━━ DATA IN THIS EXERCISE ━━

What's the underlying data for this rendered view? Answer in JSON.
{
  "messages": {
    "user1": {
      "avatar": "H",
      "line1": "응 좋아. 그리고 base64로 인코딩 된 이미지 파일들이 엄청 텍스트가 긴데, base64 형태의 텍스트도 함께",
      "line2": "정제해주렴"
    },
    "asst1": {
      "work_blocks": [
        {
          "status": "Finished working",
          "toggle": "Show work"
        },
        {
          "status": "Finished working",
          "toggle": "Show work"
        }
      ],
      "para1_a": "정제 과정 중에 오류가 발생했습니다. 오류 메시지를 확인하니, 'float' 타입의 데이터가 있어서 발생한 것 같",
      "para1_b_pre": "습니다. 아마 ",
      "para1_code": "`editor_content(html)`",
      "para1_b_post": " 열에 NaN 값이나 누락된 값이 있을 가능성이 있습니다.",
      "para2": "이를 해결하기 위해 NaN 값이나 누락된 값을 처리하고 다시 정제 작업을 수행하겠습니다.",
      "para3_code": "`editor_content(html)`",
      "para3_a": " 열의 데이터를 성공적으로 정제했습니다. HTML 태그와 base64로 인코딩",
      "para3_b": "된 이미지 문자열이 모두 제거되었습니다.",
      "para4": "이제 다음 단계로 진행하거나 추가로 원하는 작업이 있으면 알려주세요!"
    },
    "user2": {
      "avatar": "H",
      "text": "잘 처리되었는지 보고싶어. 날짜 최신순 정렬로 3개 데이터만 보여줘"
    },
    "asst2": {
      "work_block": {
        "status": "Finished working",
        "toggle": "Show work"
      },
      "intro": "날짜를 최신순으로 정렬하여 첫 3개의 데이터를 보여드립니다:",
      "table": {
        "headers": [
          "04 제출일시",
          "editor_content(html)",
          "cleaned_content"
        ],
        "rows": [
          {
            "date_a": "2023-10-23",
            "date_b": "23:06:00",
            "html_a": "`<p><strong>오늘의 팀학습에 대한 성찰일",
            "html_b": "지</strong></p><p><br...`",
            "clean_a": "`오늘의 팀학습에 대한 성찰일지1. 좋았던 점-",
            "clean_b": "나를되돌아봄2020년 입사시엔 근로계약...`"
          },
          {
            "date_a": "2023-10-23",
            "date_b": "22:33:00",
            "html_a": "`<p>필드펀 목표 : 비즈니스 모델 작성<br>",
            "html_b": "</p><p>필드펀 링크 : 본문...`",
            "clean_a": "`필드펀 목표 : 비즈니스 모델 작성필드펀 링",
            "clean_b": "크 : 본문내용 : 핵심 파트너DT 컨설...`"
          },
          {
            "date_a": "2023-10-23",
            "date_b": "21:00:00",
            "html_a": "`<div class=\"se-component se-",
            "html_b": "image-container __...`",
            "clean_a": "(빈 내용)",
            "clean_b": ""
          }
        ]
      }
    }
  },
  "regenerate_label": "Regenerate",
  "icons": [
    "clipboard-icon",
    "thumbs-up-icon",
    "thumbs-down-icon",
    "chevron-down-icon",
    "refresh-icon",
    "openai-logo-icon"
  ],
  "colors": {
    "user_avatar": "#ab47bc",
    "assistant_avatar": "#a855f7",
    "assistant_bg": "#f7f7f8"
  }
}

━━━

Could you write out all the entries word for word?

What's the underlying data for this rendered view? Answer in JSON.
{
  "messages": {
    "user1": {
      "avatar": "H",
      "line1": "응 좋아. 그리고 base64로 인코딩 된 이미지 파일들이 엄청 텍스트가 긴데, base64 형태의 텍스트도 함께",
      "line2": "정제해주렴"
    },
    "asst1": {
      "work_blocks": [
        {
          "status": "Finished working",
          "toggle": "Show work"
        },
        {
          "status": "Finished working",
          "toggle": "Show work"
        }
      ],
      "para1_a": "정제 과정 중에 오류가 발생했습니다. 오류 메시지를 확인하니, 'float' 타입의 데이터가 있어서 발생한 것 같",
      "para1_b_pre": "습니다. 아마 ",
      "para1_code": "`editor_content(html)`",
      "para1_b_post": " 열에 NaN 값이나 누락된 값이 있을 가능성이 있습니다.",
      "para2": "이를 해결하기 위해 NaN 값이나 누락된 값을 처리하고 다시 정제 작업을 수행하겠습니다.",
      "para3_code": "`editor_content(html)`",
      "para3_a": " 열의 데이터를 성공적으로 정제했습니다. HTML 태그와 base64로 인코딩",
      "para3_b": "된 이미지 문자열이 모두 제거되었습니다.",
      "para4": "이제 다음 단계로 진행하거나 추가로 원하는 작업이 있으면 알려주세요!"
    },
    "user2": {
      "avatar": "H",
      "text": "잘 처리되었는지 보고싶어. 날짜 최신순 정렬로 3개 데이터만 보여줘"
    },
    "asst2": {
      "work_block": {
        "status": "Finished working",
        "toggle": "Show work"
      },
      "intro": "날짜를 최신순으로 정렬하여 첫 3개의 데이터를 보여드립니다:",
      "table": {
        "headers": [
          "04 제출일시",
          "editor_content(html)",
          "cleaned_content"
        ],
        "rows": [
          {
            "date_a": "2023-10-23",
            "date_b": "23:06:00",
            "html_a": "`<p><strong>오늘의 팀학습에 대한 성찰일",
            "html_b": "지</strong></p><p><br...`",
            "clean_a": "`오늘의 팀학습에 대한 성찰일지1. 좋았던 점-",
            "clean_b": "나를되돌아봄2020년 입사시엔 근로계약...`"
          },
          {
            "date_a": "2023-10-23",
            "date_b": "22:33:00",
            "html_a": "`<p>필드펀 목표 : 비즈니스 모델 작성<br>",
            "html_b": "</p><p>필드펀 링크 : 본문...`",
            "clean_a": "`필드펀 목표 : 비즈니스 모델 작성필드펀 링",
            "clean_b": "크 : 본문내용 : 핵심 파트너DT 컨설...`"
          },
          {
            "date_a": "2023-10-23",
            "date_b": "21:00:00",
            "html_a": "`<div class=\"se-component se-",
            "html_b": "image-container __...`",
            "clean_a": "(빈 내용)",
            "clean_b": ""
          }
        ]
      }
    }
  },
  "regenerate_label": "Regenerate",
  "icons": [
    "clipboard-icon",
    "thumbs-up-icon",
    "thumbs-down-icon",
    "chevron-down-icon",
    "refresh-icon",
    "openai-logo-icon"
  ],
  "colors": {
    "user_avatar": "#ab47bc",
    "assistant_avatar": "#a855f7",
    "assistant_bg": "#f7f7f8"
  }
}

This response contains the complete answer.